Each year's event is fully police escorted, so riders never have to put a foot down from beginning to end. The Garland Police Department provides around 40 police officers every year and Chief Dye brings his from Grand Prairie. They coordinate with cities like Rowlett and Rockwall.
Spectators line the streets and bring their kids to watch the bikes go by. To date they've had more than 24,180 motorcycles participate.
CHIEF DYE'S ADVICE ON CRUSHING IT ON THE OBSTACLE COURSE
He had two suggestions for people looking to improve their time or performance on the motorcycle challenge:
- "Practice, practice, practice. That's how I developed my skills as a motorcycle police officer."
- "Don't be afraid to lean your motorcycle. As long as you've got power to the back wheel you're not going to fall over. I remember when I was working motorcycle accidents a civilian rider would be afraid to lean on a curve, so they'd strike a curb and have an accident. And don't put your foot down. If it gets caught under a foot-board you could break an ankle."
WHAT HE SAYS MAKES THE WHOLE THING WORK
Every year he's struck by the fact that without the participants, MotorCops for Kids wouldn't be a successful event that has raised almost $400,000 and gathered 14,884 toys for children in need. "I give credit back to the riders, "he says, "because they have choices. Every year we have so many that choose to come, and I'm very grateful for that."
He also credits the Dallas H.O.G. group. They do fundraising events throughout the year and volunteers start raising money even before the toy run. For them it's a labor of love, and he says what they do makes the event a success.
HIS ADVICE FOR OTHERS
Chief Dye is one man who makes a huge difference every day. Here's what he tells his officers:
"If you have an idea, go for it. Dream big. I had an idea for a toy run that could help an exemplary cause, so I went and found a great group of volunteers. As Muhammed Ali said, 'Service to others is the rent you pay for your room here on earth.'"
It's clear he lives by his own advice.
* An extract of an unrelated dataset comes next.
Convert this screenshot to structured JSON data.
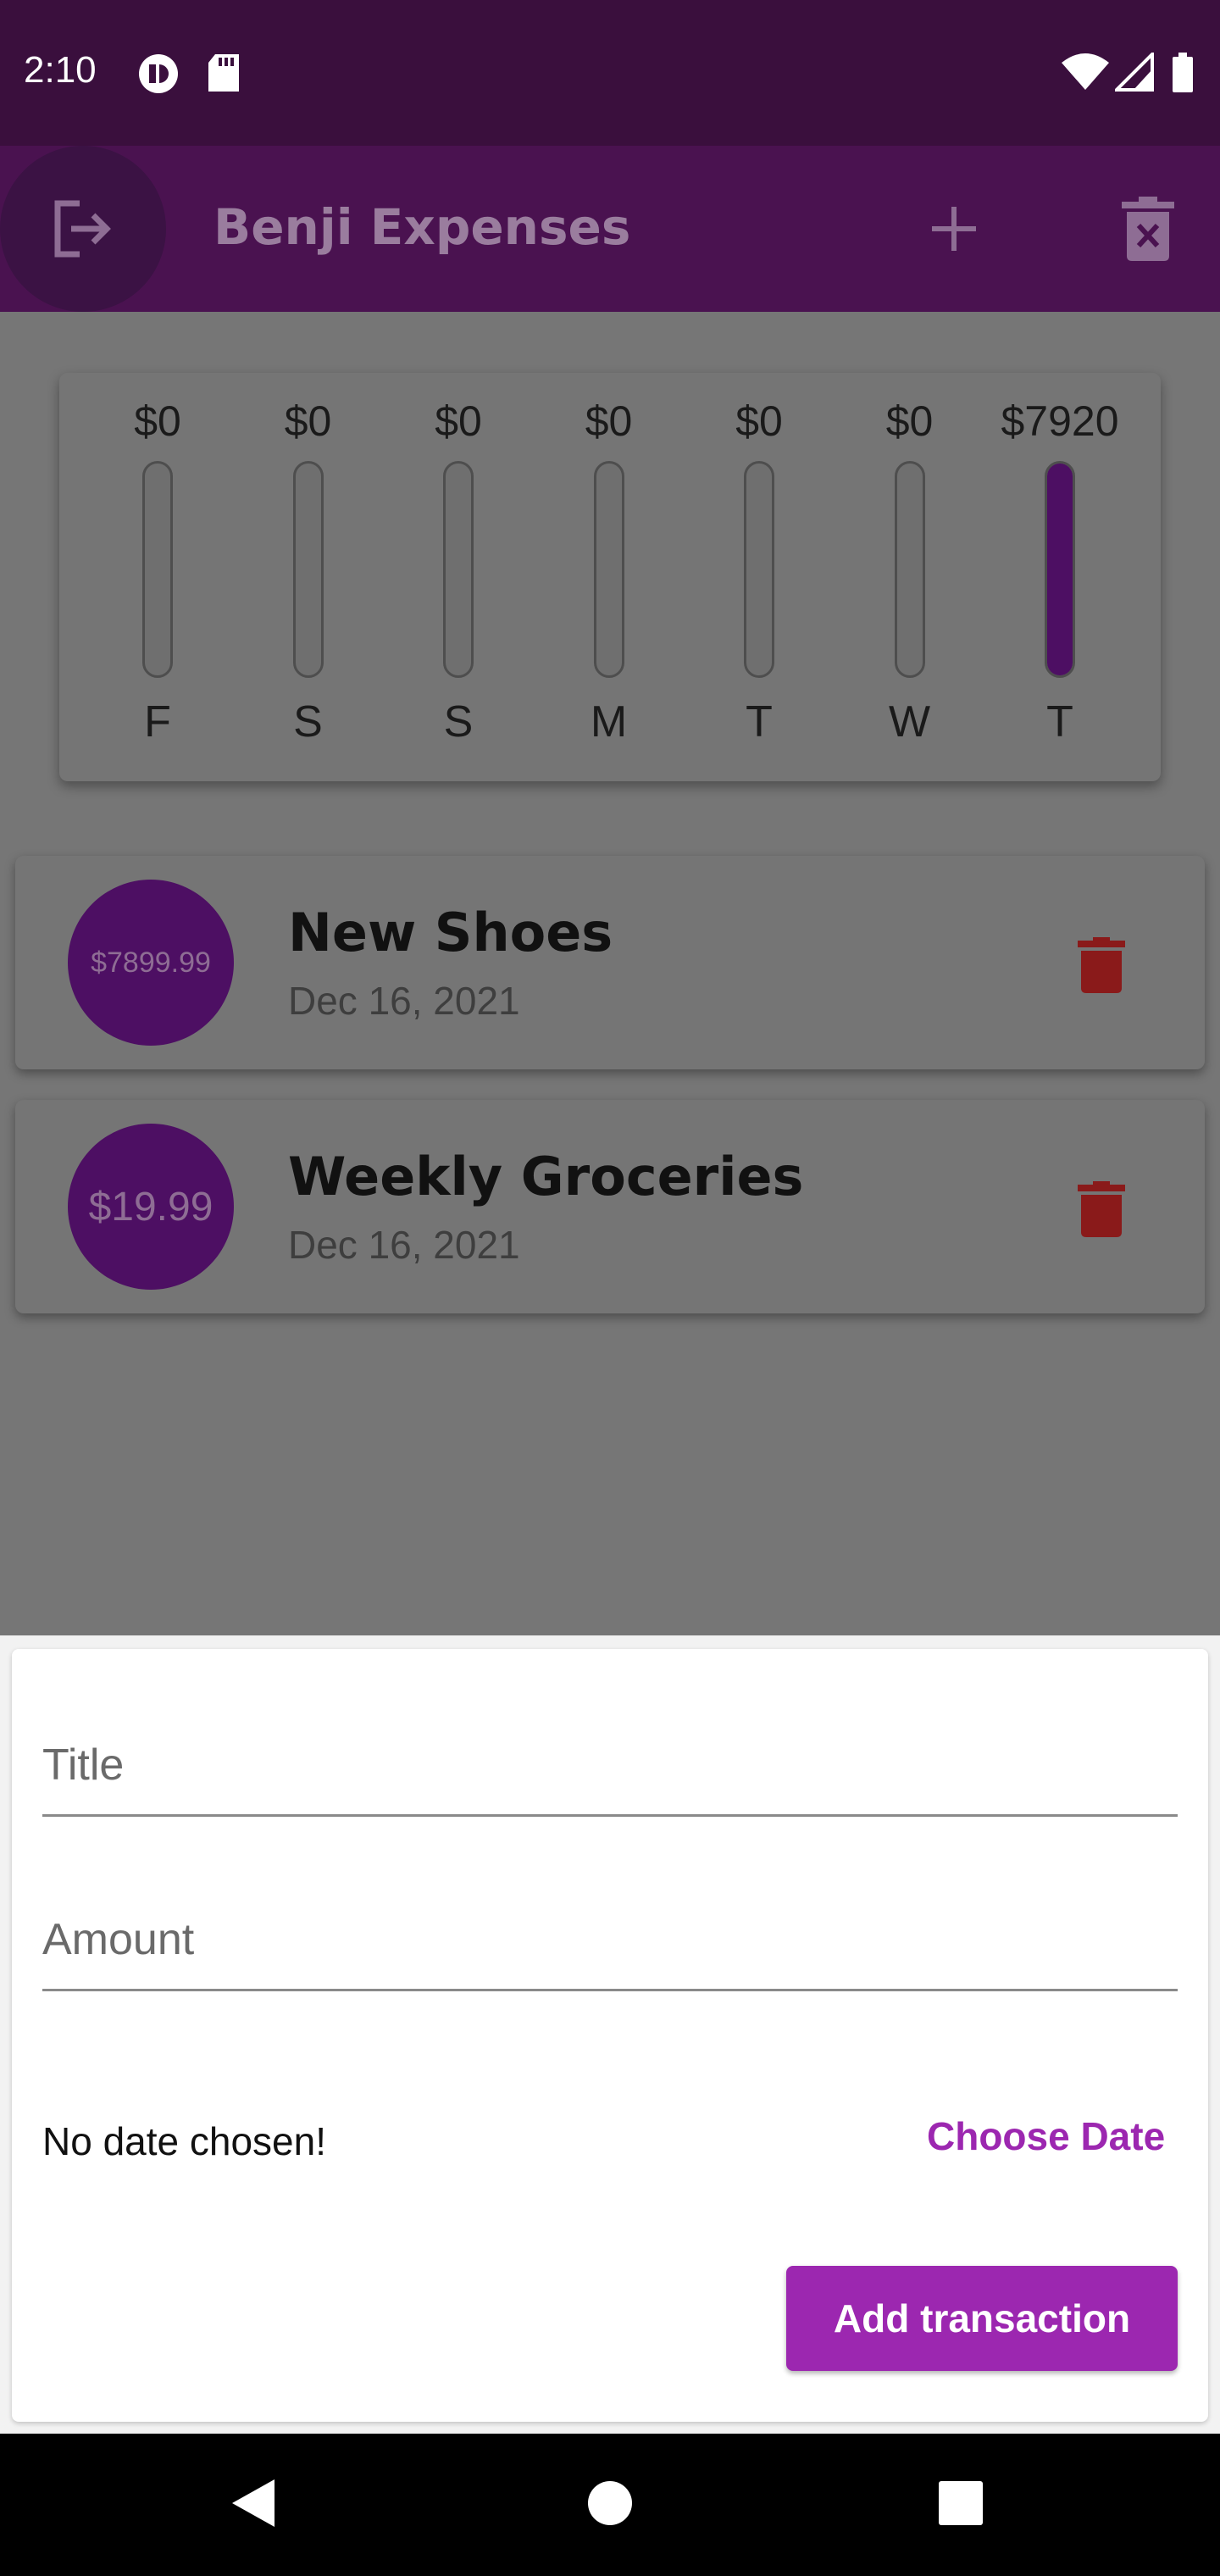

This year's event is Sunday, November 18 starting at 10 a.m. You can find out more about MotorCops for Kids on their website. For event information you can also contact us here at Dallas Harley-Davidson® in Garland Texas.